Say how many lines of the entries below include "value", giving nothing but that number.

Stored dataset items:
____

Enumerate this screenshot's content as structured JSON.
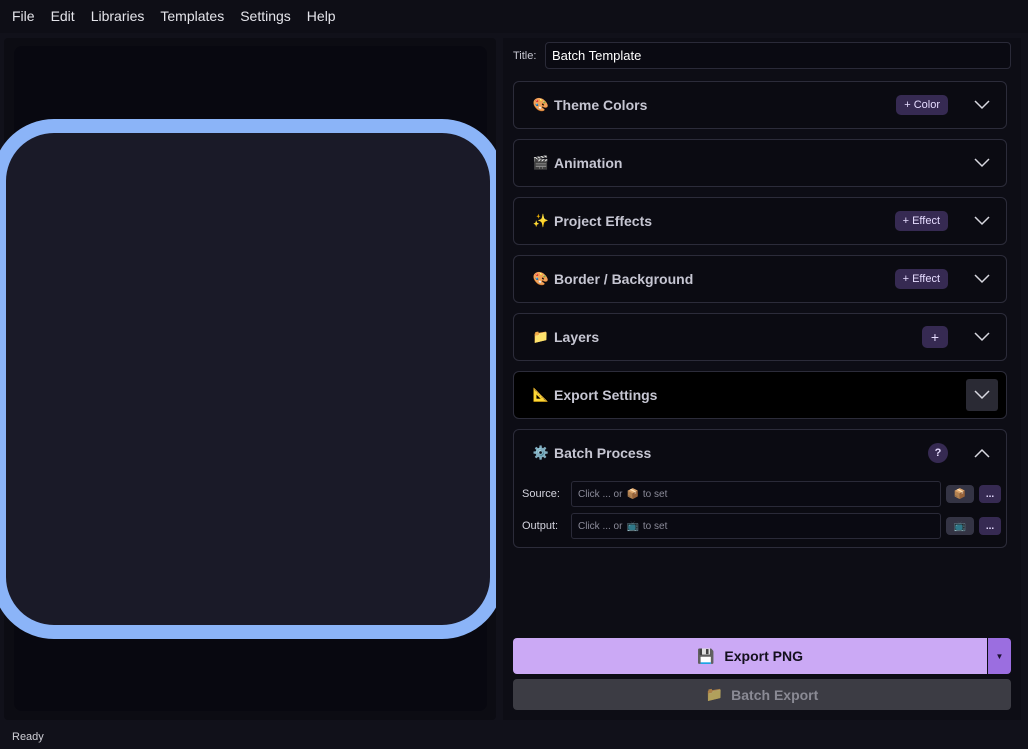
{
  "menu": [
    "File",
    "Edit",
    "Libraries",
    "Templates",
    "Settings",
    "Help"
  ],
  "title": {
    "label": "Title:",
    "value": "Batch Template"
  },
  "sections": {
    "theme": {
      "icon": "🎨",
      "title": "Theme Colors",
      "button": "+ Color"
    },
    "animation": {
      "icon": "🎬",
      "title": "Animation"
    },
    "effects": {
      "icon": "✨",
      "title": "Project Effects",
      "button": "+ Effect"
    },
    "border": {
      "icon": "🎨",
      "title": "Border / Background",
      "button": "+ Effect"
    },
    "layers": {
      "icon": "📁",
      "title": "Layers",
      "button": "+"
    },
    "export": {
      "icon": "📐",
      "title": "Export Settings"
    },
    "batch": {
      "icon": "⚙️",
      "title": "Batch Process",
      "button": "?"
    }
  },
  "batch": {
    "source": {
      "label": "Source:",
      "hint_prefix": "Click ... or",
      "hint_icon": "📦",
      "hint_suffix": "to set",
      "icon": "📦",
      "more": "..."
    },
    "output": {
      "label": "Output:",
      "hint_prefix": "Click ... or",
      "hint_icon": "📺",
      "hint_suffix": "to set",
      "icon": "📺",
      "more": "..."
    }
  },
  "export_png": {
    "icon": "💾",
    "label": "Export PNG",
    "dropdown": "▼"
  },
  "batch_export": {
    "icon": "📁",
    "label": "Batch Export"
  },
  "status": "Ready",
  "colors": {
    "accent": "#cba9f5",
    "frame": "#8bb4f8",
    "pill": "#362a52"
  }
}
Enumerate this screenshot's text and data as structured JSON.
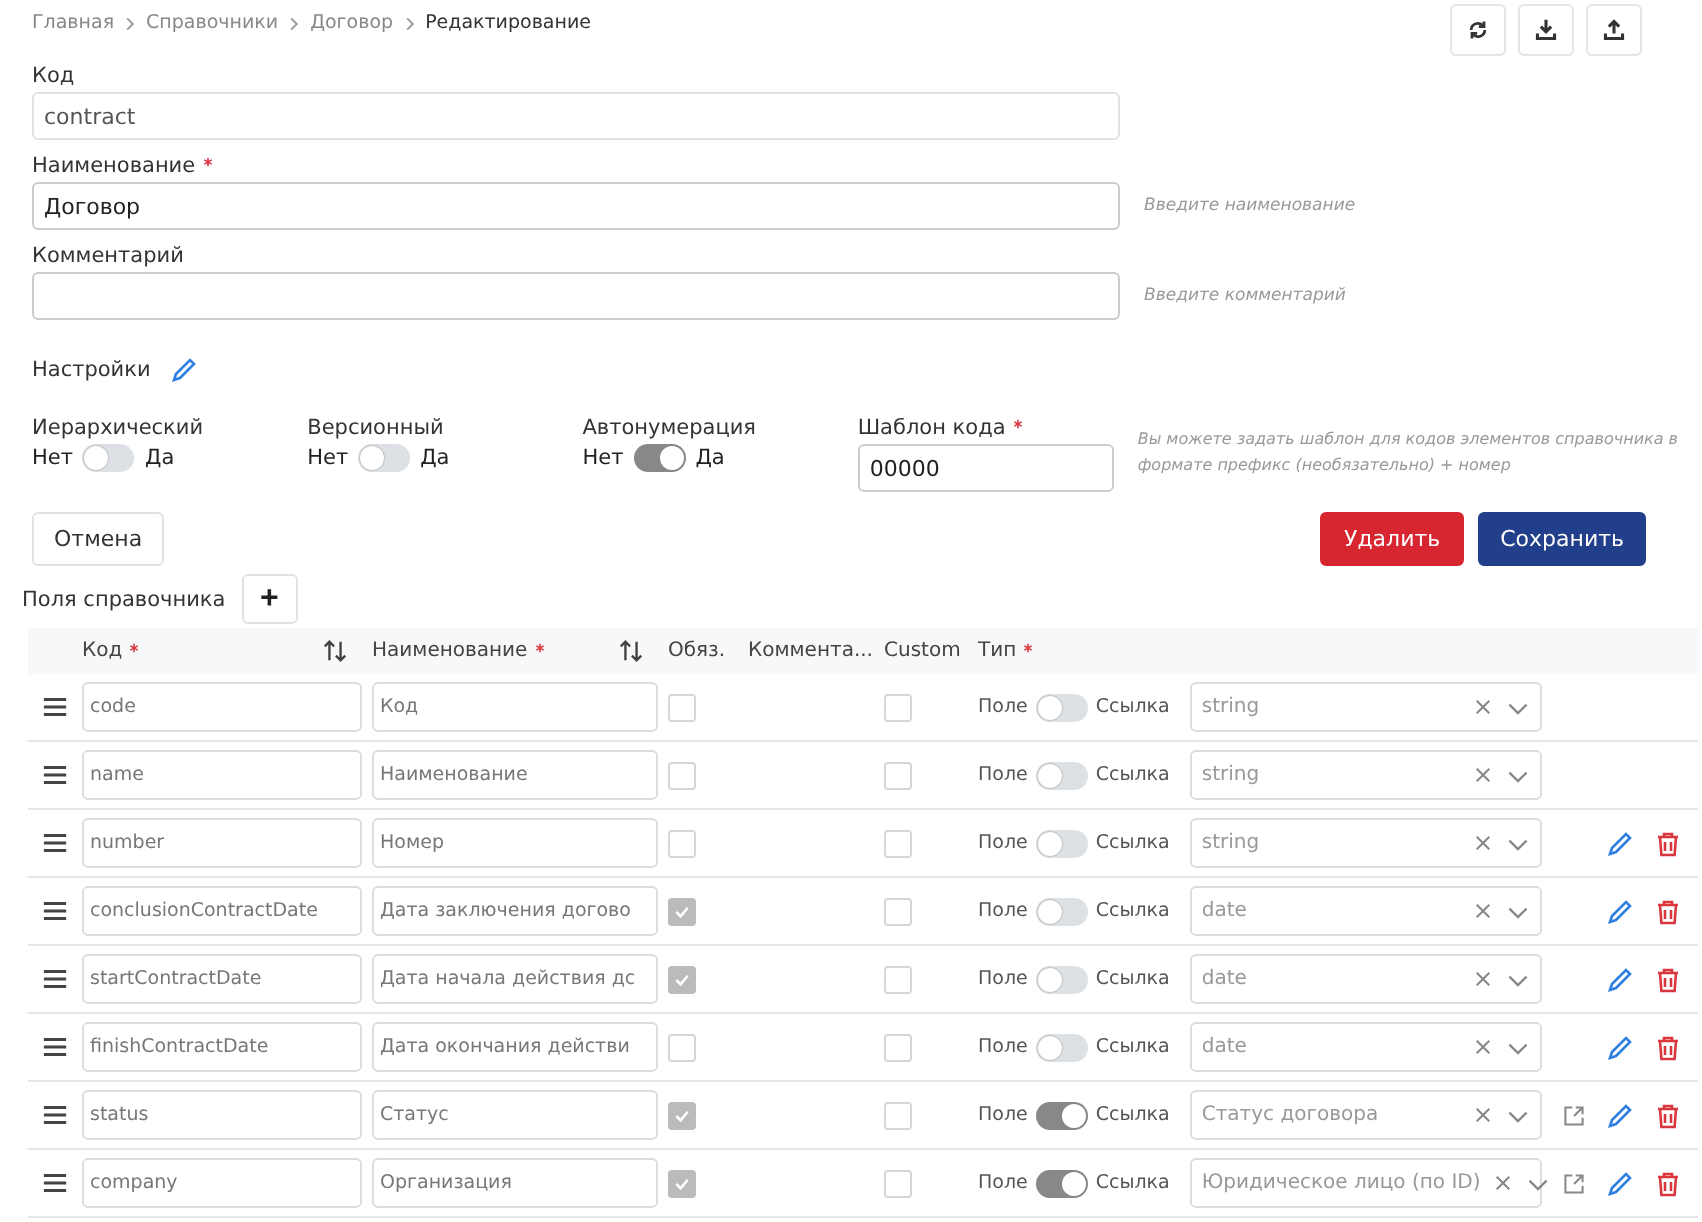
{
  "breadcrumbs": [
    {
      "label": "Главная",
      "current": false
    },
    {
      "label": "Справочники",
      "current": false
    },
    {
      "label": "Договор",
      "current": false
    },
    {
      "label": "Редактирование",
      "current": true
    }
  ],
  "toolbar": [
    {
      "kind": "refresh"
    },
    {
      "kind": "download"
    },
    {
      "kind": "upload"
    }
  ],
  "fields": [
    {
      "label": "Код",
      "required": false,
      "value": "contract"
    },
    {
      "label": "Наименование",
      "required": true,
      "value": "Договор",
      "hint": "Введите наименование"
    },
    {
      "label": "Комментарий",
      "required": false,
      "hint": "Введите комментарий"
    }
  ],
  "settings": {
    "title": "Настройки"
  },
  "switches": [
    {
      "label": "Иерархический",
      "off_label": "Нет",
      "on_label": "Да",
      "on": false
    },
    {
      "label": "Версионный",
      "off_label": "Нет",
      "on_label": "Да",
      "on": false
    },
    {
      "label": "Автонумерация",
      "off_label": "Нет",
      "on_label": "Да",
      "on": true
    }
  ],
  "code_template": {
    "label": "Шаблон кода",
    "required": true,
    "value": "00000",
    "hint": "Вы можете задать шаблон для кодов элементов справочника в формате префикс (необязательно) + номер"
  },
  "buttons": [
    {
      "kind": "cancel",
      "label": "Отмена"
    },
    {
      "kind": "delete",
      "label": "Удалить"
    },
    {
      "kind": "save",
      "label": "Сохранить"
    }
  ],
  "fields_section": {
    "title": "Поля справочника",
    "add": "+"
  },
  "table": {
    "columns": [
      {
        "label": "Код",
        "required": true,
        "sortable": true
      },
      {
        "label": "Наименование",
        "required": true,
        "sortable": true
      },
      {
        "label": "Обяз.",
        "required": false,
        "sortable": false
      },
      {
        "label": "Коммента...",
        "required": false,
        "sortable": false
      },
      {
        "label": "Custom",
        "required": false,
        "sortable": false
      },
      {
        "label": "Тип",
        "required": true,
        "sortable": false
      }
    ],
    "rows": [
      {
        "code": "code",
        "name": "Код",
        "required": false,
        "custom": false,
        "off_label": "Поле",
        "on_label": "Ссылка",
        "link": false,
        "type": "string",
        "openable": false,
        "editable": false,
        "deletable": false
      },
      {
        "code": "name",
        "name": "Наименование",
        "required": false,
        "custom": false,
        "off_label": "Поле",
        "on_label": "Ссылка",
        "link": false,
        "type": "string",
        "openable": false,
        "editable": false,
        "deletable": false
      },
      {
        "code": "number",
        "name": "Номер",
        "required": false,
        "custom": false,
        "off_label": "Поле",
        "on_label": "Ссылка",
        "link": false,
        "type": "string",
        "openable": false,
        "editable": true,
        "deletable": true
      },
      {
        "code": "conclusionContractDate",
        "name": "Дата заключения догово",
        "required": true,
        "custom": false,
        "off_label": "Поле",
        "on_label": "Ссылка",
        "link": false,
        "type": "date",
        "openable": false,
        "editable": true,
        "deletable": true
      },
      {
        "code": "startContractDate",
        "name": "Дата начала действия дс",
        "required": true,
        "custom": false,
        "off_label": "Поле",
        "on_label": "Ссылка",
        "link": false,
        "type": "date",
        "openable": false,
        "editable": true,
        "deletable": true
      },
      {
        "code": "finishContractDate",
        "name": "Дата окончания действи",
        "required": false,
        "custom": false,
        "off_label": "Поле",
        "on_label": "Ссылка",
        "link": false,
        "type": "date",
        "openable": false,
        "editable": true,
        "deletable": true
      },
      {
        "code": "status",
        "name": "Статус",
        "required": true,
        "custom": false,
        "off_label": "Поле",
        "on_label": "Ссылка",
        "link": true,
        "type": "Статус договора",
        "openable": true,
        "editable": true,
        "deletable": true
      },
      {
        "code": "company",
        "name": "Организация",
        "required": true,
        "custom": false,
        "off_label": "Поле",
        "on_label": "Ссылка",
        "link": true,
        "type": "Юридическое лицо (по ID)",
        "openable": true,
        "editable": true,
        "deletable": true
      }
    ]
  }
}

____

TASK ANSWER: 4